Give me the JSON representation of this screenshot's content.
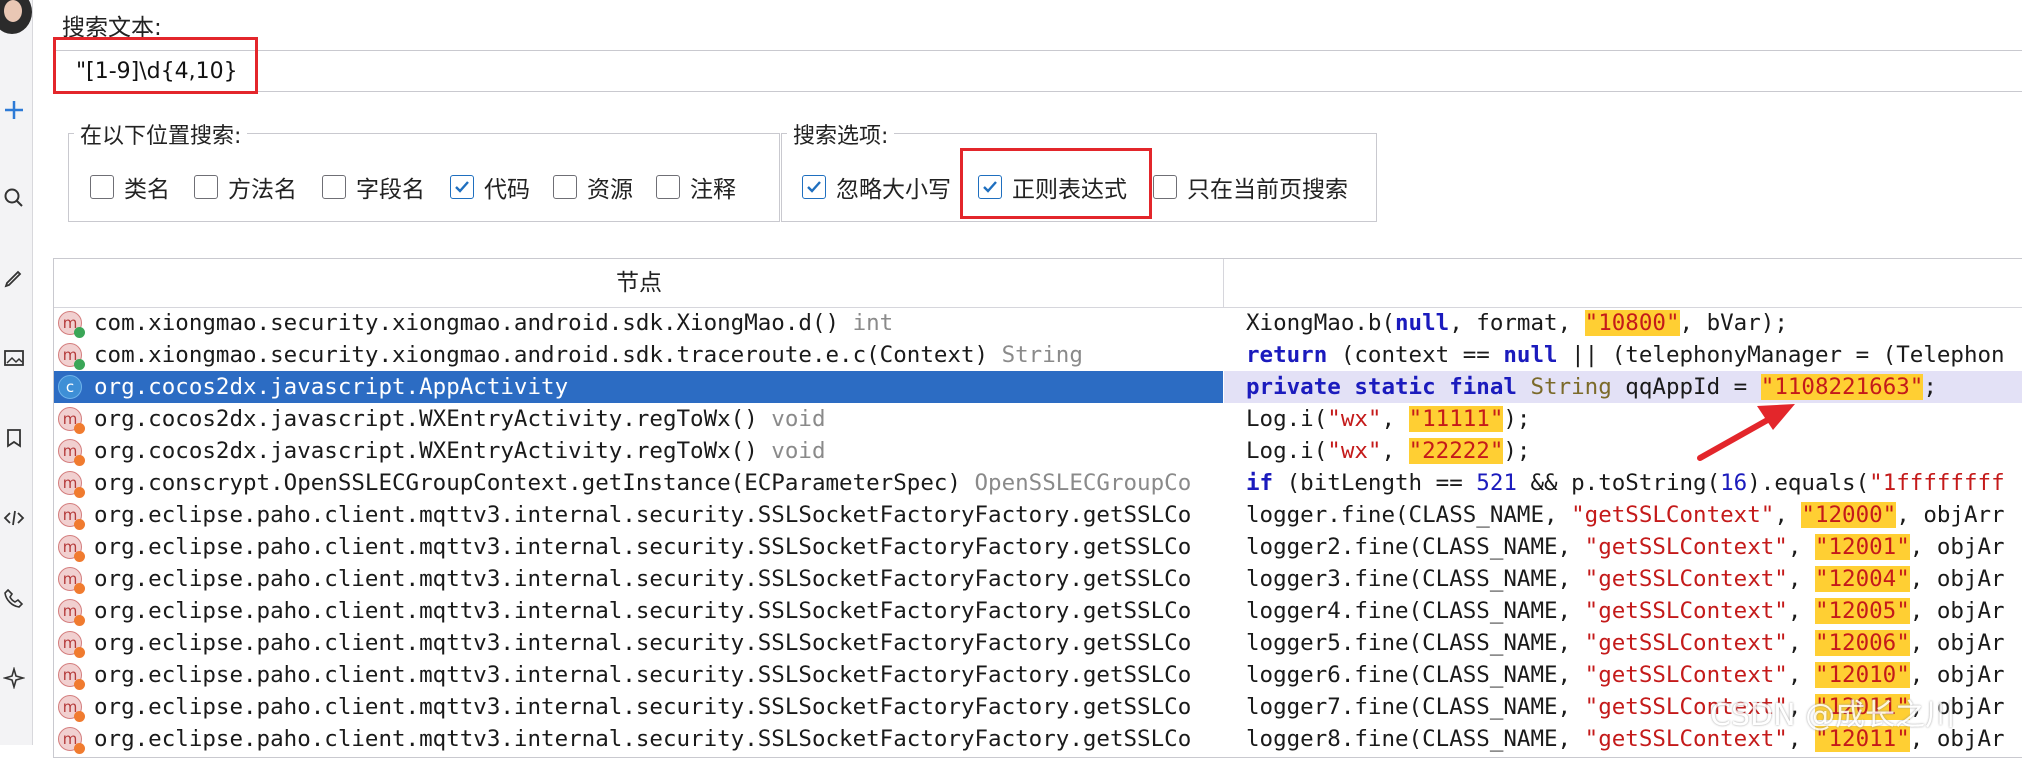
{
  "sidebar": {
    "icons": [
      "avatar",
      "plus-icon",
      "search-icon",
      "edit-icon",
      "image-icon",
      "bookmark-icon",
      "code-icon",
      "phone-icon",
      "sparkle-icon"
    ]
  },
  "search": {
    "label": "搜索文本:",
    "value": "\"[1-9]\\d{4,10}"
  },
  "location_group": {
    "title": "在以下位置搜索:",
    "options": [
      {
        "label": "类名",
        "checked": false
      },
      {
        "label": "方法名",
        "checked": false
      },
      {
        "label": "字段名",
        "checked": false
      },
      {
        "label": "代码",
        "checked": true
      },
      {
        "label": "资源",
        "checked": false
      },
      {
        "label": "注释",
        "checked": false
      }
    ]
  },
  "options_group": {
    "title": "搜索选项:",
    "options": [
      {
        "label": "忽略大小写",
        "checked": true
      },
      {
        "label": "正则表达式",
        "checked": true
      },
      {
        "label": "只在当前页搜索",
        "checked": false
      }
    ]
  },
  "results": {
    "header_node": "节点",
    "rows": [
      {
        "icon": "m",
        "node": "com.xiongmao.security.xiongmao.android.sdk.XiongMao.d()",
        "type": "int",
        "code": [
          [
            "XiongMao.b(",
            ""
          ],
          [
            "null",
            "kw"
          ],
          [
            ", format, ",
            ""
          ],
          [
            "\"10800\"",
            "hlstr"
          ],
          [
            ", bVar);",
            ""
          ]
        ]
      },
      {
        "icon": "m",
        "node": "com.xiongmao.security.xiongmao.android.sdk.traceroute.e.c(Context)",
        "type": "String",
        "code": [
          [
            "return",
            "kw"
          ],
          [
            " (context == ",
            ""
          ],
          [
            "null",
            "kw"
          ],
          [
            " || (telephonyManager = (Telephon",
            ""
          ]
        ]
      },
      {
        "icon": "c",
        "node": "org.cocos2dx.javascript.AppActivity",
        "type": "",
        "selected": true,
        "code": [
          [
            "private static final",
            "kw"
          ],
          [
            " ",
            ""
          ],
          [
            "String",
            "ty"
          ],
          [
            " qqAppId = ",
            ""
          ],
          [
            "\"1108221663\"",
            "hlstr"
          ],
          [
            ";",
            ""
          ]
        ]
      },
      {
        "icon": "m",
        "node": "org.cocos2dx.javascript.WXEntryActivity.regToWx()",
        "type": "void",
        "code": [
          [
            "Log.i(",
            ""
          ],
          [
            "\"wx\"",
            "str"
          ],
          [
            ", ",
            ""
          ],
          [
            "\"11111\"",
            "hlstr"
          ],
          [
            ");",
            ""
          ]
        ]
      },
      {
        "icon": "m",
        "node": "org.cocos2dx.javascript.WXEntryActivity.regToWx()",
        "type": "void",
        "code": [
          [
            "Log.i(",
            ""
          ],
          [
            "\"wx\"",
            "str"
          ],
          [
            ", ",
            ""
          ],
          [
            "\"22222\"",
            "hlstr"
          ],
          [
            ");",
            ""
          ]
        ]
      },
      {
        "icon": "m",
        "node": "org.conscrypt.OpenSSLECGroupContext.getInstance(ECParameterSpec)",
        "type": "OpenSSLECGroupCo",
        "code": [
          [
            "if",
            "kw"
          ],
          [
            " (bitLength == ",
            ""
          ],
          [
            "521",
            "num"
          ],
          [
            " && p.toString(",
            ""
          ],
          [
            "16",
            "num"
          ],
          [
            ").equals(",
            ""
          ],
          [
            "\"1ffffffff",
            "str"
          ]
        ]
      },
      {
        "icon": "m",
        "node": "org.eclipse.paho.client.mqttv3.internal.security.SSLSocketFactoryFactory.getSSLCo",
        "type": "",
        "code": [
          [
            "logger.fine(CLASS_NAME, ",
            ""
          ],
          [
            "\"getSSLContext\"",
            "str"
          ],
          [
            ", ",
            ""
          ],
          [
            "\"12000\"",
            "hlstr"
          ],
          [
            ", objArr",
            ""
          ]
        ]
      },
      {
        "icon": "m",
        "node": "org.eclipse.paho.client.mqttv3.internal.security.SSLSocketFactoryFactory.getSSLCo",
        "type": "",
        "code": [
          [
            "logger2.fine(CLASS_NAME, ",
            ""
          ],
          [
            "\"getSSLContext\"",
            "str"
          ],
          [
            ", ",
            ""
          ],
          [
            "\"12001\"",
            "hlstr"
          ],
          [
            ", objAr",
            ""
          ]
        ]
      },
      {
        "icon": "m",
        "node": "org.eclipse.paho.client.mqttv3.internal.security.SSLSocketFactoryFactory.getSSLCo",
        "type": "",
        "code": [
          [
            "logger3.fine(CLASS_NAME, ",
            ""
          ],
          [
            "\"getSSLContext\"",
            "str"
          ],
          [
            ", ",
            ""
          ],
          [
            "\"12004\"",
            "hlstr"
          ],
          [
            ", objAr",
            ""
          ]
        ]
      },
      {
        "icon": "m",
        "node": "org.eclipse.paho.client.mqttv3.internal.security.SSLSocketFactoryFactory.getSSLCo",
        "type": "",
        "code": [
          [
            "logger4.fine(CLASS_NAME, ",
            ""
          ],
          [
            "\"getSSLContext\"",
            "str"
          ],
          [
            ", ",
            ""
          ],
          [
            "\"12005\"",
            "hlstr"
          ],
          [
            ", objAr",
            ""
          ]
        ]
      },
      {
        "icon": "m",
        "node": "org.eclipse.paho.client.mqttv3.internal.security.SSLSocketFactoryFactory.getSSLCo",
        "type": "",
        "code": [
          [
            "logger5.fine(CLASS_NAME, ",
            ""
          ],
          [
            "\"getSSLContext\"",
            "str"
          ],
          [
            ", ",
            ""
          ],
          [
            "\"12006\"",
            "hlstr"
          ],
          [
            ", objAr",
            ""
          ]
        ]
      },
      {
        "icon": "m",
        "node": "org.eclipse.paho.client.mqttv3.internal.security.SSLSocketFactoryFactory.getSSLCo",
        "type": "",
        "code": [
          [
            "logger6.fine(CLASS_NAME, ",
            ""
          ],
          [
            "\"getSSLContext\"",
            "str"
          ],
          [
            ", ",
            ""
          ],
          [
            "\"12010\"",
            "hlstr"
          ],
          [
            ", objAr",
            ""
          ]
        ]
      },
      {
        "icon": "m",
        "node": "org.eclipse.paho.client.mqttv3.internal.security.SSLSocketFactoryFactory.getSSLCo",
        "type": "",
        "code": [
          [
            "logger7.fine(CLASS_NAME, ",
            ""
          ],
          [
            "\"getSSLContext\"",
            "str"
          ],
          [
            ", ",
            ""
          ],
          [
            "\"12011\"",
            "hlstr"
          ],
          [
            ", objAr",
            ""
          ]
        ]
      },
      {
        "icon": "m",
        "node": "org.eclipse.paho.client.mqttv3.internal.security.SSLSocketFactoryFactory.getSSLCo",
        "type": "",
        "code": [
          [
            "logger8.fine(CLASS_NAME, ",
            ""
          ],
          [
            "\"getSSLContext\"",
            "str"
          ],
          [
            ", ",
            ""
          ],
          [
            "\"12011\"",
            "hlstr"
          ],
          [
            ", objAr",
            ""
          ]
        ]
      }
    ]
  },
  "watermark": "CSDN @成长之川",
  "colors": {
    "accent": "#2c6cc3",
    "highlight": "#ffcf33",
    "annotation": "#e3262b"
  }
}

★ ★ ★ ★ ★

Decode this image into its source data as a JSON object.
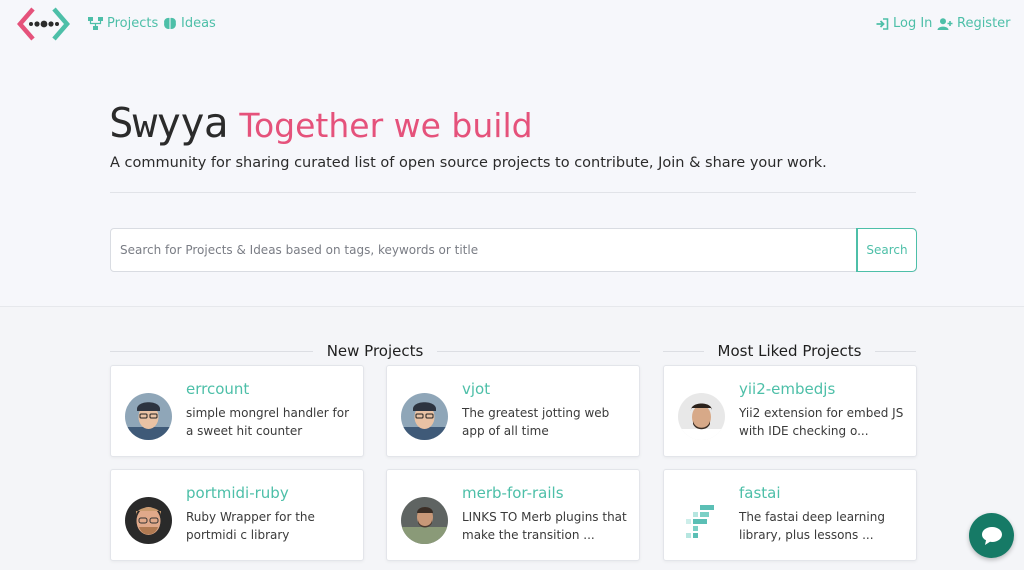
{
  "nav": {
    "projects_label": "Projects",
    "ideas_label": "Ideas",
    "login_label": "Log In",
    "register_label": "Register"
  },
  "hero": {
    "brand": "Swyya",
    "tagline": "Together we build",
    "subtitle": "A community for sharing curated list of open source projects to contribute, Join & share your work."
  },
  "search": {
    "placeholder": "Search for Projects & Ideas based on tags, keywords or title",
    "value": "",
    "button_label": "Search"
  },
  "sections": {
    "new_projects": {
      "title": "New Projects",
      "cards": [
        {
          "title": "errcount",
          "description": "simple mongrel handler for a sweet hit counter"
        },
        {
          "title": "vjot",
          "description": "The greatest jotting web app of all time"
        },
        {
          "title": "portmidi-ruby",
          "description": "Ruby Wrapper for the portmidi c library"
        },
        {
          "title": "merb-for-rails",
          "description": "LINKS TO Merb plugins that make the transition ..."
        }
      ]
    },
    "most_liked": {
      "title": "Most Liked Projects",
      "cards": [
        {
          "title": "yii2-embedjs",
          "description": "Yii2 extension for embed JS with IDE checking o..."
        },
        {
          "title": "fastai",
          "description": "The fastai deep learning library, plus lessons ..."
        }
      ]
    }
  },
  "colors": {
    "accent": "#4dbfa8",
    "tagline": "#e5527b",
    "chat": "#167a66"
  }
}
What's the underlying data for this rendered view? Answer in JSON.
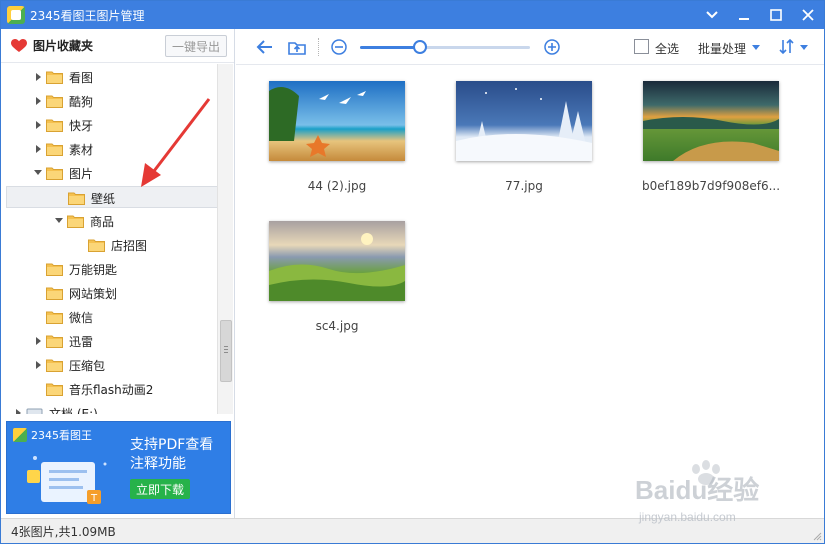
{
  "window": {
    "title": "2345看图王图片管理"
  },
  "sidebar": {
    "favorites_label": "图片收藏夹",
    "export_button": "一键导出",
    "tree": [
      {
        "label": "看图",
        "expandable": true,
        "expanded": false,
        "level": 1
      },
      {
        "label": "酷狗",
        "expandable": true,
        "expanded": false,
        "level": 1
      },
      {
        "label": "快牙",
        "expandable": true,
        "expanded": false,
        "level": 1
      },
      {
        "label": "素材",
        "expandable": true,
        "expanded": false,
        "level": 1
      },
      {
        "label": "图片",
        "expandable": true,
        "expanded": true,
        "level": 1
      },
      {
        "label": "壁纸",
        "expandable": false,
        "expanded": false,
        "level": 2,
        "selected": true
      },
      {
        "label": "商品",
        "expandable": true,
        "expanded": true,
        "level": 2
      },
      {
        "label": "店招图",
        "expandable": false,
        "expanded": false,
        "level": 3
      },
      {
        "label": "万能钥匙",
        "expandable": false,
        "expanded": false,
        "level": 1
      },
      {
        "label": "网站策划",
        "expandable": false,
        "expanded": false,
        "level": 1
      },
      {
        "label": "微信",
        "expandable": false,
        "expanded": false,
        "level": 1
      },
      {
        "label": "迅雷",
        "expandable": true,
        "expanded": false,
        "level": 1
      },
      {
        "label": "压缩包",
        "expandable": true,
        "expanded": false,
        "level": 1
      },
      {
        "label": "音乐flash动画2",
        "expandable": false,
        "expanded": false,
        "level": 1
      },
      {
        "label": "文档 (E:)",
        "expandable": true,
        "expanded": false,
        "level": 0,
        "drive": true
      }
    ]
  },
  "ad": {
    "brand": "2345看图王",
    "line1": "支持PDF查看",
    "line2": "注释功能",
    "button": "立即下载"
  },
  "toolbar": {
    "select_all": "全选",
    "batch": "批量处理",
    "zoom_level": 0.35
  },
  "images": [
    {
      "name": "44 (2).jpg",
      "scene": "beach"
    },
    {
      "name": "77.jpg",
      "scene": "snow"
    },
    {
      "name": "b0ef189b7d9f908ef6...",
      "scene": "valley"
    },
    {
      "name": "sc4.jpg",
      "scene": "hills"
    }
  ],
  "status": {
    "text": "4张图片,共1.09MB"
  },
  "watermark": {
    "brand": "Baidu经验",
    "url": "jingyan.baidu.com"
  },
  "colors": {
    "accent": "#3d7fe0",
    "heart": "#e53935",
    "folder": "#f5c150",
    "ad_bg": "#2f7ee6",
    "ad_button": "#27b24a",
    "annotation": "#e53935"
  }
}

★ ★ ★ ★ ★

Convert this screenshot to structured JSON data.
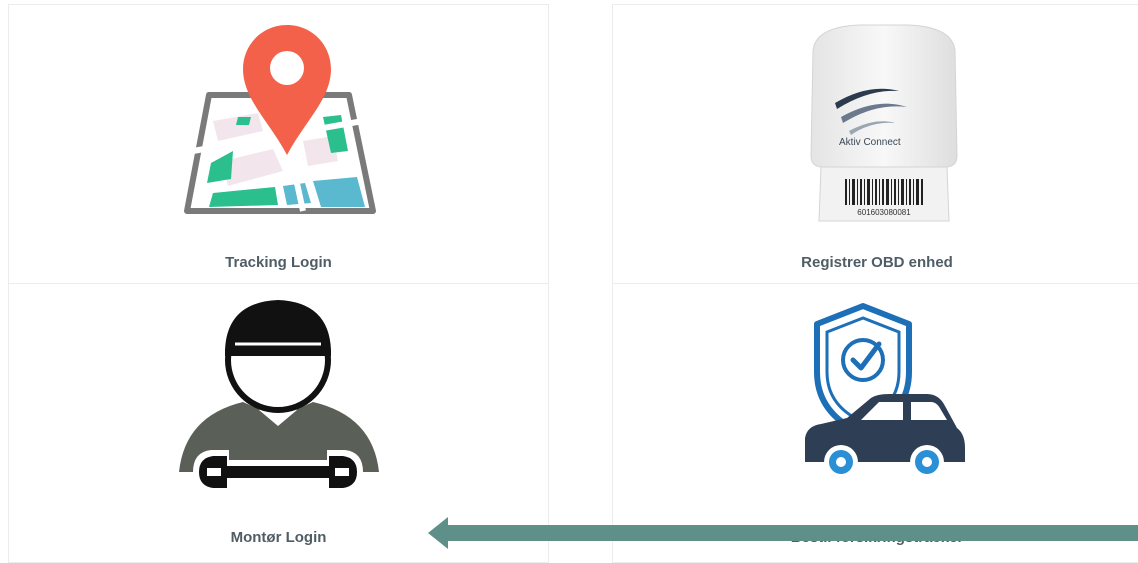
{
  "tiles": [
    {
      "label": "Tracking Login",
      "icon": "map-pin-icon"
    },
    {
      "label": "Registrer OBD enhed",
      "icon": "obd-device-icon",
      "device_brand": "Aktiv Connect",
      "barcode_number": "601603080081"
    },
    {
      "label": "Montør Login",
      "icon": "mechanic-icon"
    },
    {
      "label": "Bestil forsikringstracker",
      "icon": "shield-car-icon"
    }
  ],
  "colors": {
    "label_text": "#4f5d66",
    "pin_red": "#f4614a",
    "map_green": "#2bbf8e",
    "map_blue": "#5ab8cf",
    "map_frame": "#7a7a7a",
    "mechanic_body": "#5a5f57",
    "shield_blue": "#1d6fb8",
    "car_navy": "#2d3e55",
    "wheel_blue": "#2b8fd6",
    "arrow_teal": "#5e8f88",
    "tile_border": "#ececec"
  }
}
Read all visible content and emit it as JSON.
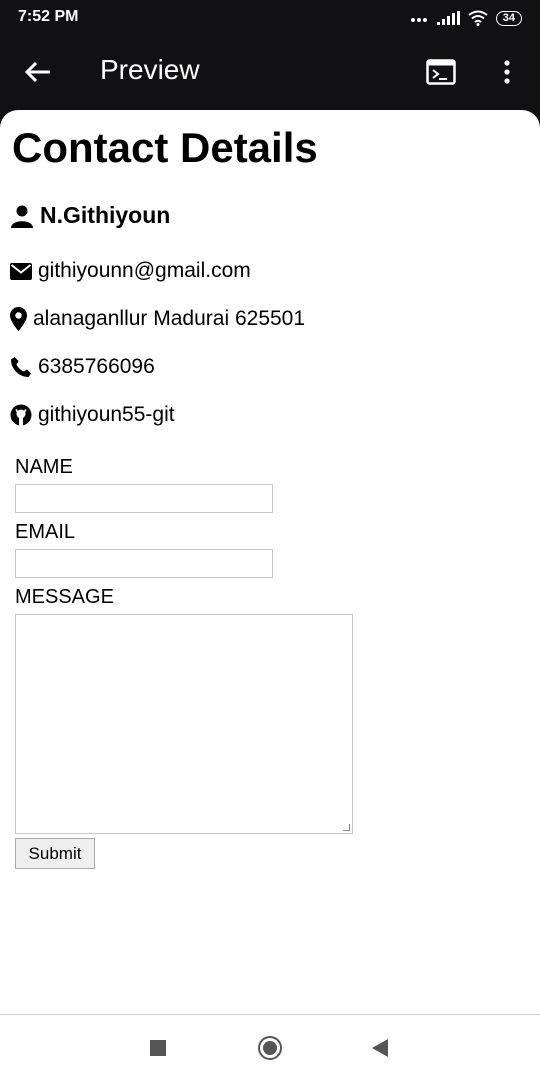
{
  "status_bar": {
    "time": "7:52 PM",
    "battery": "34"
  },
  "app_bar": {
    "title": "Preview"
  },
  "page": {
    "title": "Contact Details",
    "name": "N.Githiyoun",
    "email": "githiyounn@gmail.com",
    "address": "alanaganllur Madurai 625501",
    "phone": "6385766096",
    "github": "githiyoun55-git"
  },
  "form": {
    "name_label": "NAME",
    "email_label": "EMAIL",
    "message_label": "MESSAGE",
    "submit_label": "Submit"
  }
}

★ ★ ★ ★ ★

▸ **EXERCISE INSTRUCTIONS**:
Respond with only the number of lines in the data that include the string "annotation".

▸ **ANSWER TO THE EXERCISE**:
2